I was waiting for Oculus (2013) to become stupid, but it never did. It remained logical right to the end. Before Oculus the creepiest horror movie I’d seen was Sinister (2012) and I watched that about a year ago yet I watch horror movies every week.
(When watching Sinister my daughter, bless her, hid her face behind a cushion several times until I was forced to ask her what on earth she was playing at. Hadn’t she worked out the people were actors, reading lines they had committed to memory, or that they were doing what the director – the unseen person behind the camera – was telling them to do? Yes, thank you, she had worked that out. So I asked her what on earth she was hiding for?)
Oculus gets everything right, and even if it gets things right by accident, I don’t care. By this I mean no laws of physics are broken, everything which happens is physically possible. I mean to say, you can’t have possessed humans crawling along the ceiling because Newton would have to lodge a complaint. Such things are absurd.
Oculus has no such absurdities and the atmosphere comes from the fundamental basis of human fear – the unknown.
The premise is that a young boy is arrested and committed to a mental facility for killing his father. Upon release his sister comes calling to take him back to the house they lived in as kids to confront the evil entity which drove their parents insane. The entity in question is a mirror.
This mirror would be the showpiece in any room, set as it is in an ornate, carved-wood frame. The sight of it is creepy enough; it just hangs there, staring right back at you, reflecting more than your reflection.
Some history is given for this mirror, not for its creation, but its ownership. This starts in London in the late 18th century and the sister has researched forward to the present day. The unknown is present here and begins working on the viewer. Who owned it before the sister’s research began? Where did it come from?
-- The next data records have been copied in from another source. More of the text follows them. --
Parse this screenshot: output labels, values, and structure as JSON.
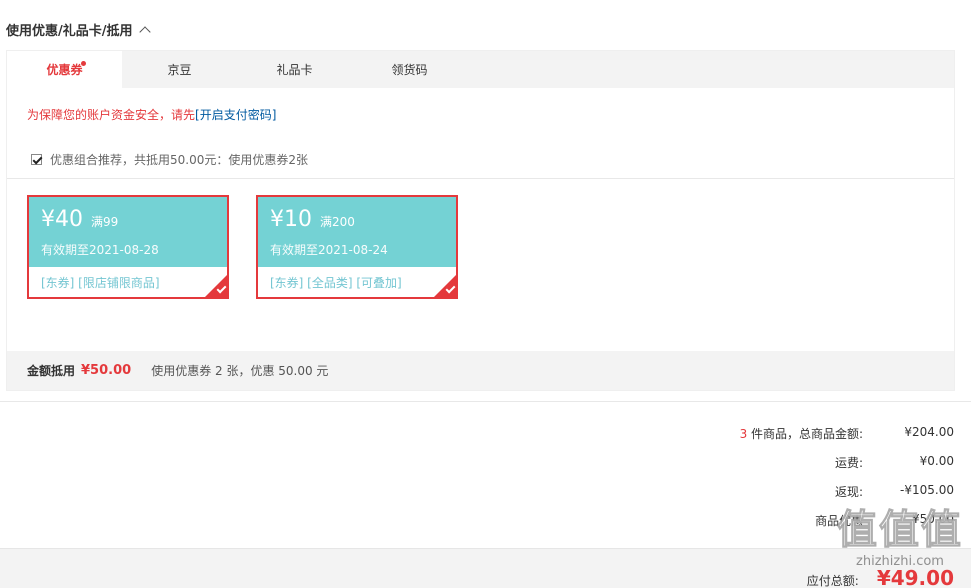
{
  "section": {
    "title": "使用优惠/礼品卡/抵用"
  },
  "tabs": [
    {
      "label": "优惠券",
      "active": true
    },
    {
      "label": "京豆"
    },
    {
      "label": "礼品卡"
    },
    {
      "label": "领货码"
    }
  ],
  "warning": {
    "text": "为保障您的账户资金安全，请先",
    "link": "[开启支付密码]"
  },
  "recommend": {
    "text": "优惠组合推荐，共抵用50.00元：使用优惠券2张",
    "checked": true
  },
  "coupons": [
    {
      "symbol": "¥40",
      "condition": "满99",
      "valid": "有效期至2021-08-28",
      "tags": "[东券]  [限店铺限商品]",
      "selected": true
    },
    {
      "symbol": "¥10",
      "condition": "满200",
      "valid": "有效期至2021-08-24",
      "tags": "[东券]  [全品类]  [可叠加]",
      "selected": true
    }
  ],
  "summary": {
    "label": "金额抵用",
    "amount": "¥50.00",
    "desc": "使用优惠券 2 张，优惠 50.00 元"
  },
  "totals": {
    "items_count": "3",
    "items_label": " 件商品，总商品金额:",
    "items_value": "¥204.00",
    "shipping_label": "运费:",
    "shipping_value": "¥0.00",
    "cashback_label": "返现:",
    "cashback_value": "-¥105.00",
    "discount_label": "商品优惠",
    "discount_value": "¥50.00"
  },
  "payable": {
    "label": "应付总额:",
    "value": "¥49.00"
  },
  "watermark": {
    "big": "值值值",
    "small": "zhizhizhi.com"
  },
  "colors": {
    "accent": "#e4393c",
    "coupon": "#74d2d4",
    "link": "#005aa0"
  }
}
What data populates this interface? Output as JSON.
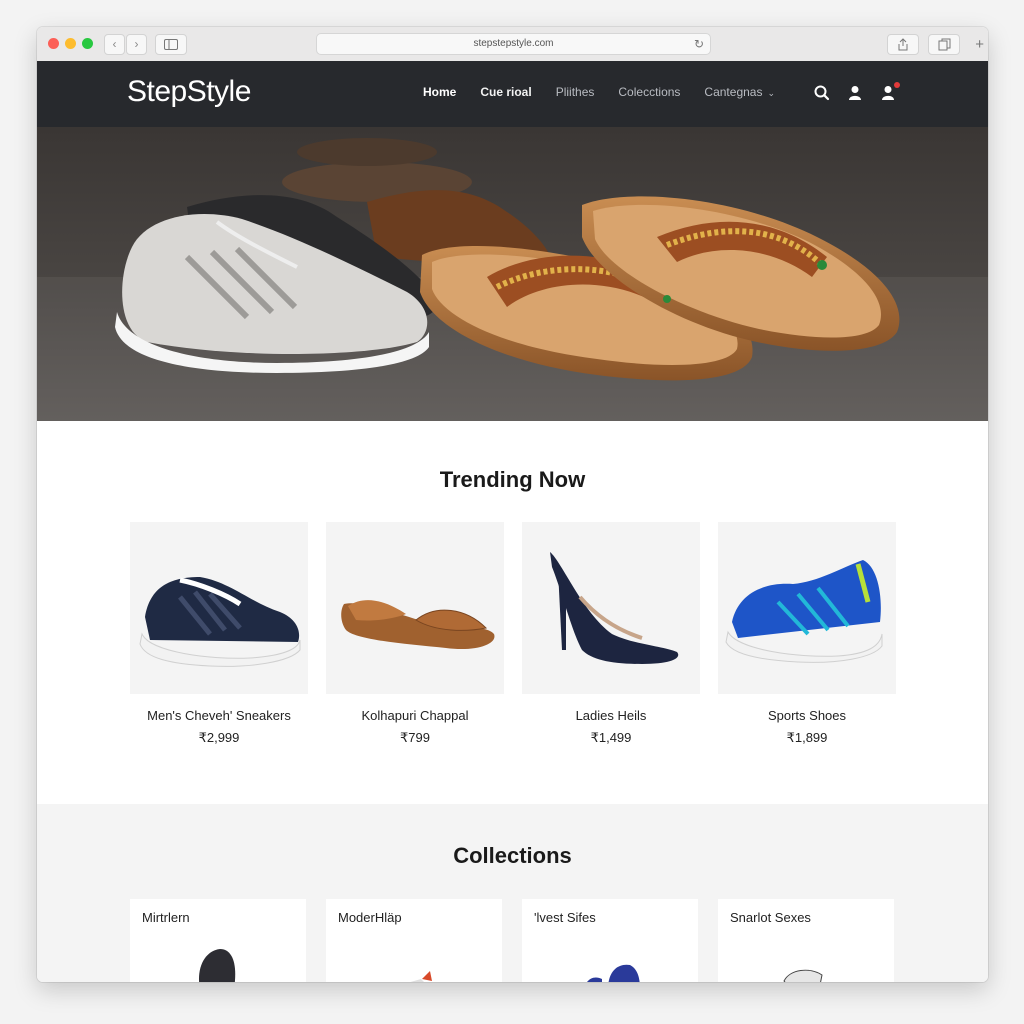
{
  "browser": {
    "url": "stepstepstyle.com",
    "back_glyph": "‹",
    "forward_glyph": "›",
    "reload_glyph": "↻",
    "new_tab_glyph": "+"
  },
  "site": {
    "logo": "StepStyle",
    "nav": [
      {
        "label": "Home"
      },
      {
        "label": "Cue rioal"
      },
      {
        "label": "Pliithes"
      },
      {
        "label": "Colecctions"
      },
      {
        "label": "Cantegnas"
      }
    ],
    "nav_chevron": "⌄",
    "icons": [
      "search-icon",
      "user-icon",
      "notification-icon"
    ]
  },
  "trending": {
    "title": "Trending Now",
    "products": [
      {
        "name": "Men's Cheveh' Sneakers",
        "price": "₹2,999"
      },
      {
        "name": "Kolhapuri Chappal",
        "price": "₹799"
      },
      {
        "name": "Ladies Heils",
        "price": "₹1,499"
      },
      {
        "name": "Sports Shoes",
        "price": "₹1,899"
      }
    ]
  },
  "collections": {
    "title": "Collections",
    "items": [
      {
        "label": "Mirtrlern"
      },
      {
        "label": "ModerHläp"
      },
      {
        "label": "'lvest Sifes"
      },
      {
        "label": "Snarlot Sexes"
      }
    ]
  },
  "colors": {
    "header_bg": "#27292d",
    "page_bg": "#ffffff",
    "band_bg": "#f4f4f4"
  }
}
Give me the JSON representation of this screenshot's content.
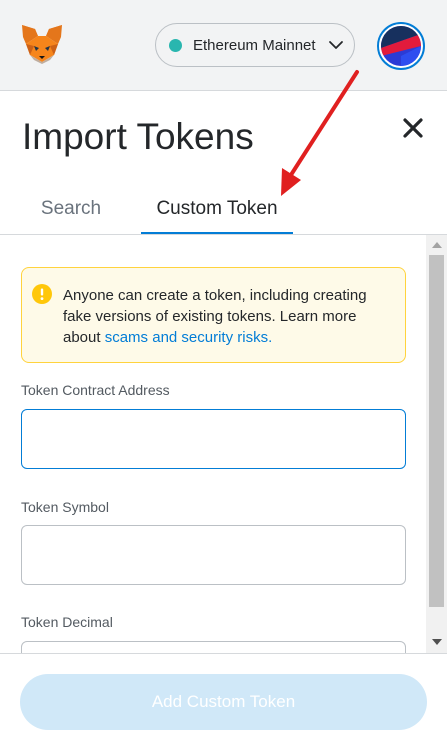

This sort of provenance (or lack of) was used, for instance, in Stephen King’s From a Buick 8 (2002). A strange car is left at a gas-station by a mysterious figure in black, and the reader has no choice but to wonder where it came from. This question is never answered. The unknown works away at our minds from the beginning.
It’s a simple technique. Don’t tell the audience everything and their minds will ask questions and fill in the blanks. If those blanks are about fears, or an object meant to be scary, the unknown allows the human to subconciously choose whatever works for them. If you want to scare someone, get them to choose their own fear, it’ll be more effective than choosing it for them. Ask Winston Smith.
I (to my annoyance) haven’t managed to work out what the connection is to Sleeping Beauty. There’s the mirror (mirror, mirror, on the wall), there’s the (step) mother, who is worried about losing her looks and whose reflection appears older in the mirror and worries her husband is having an affair, and there’s the apples the daughter munches throughout the movie. I mean to say, I’ve never seen a character in a horror movie eat so many apples.
It’s odd that the mega-budget movies can’t seem to get under the skin as well as the cheaper, non-blockbusters do. Do the studios strip the ambiguity from a script because, perhaps, they think audiences want answers to everything and tidy endings? Maybe smaller budgets keep things simple and therefore more effective?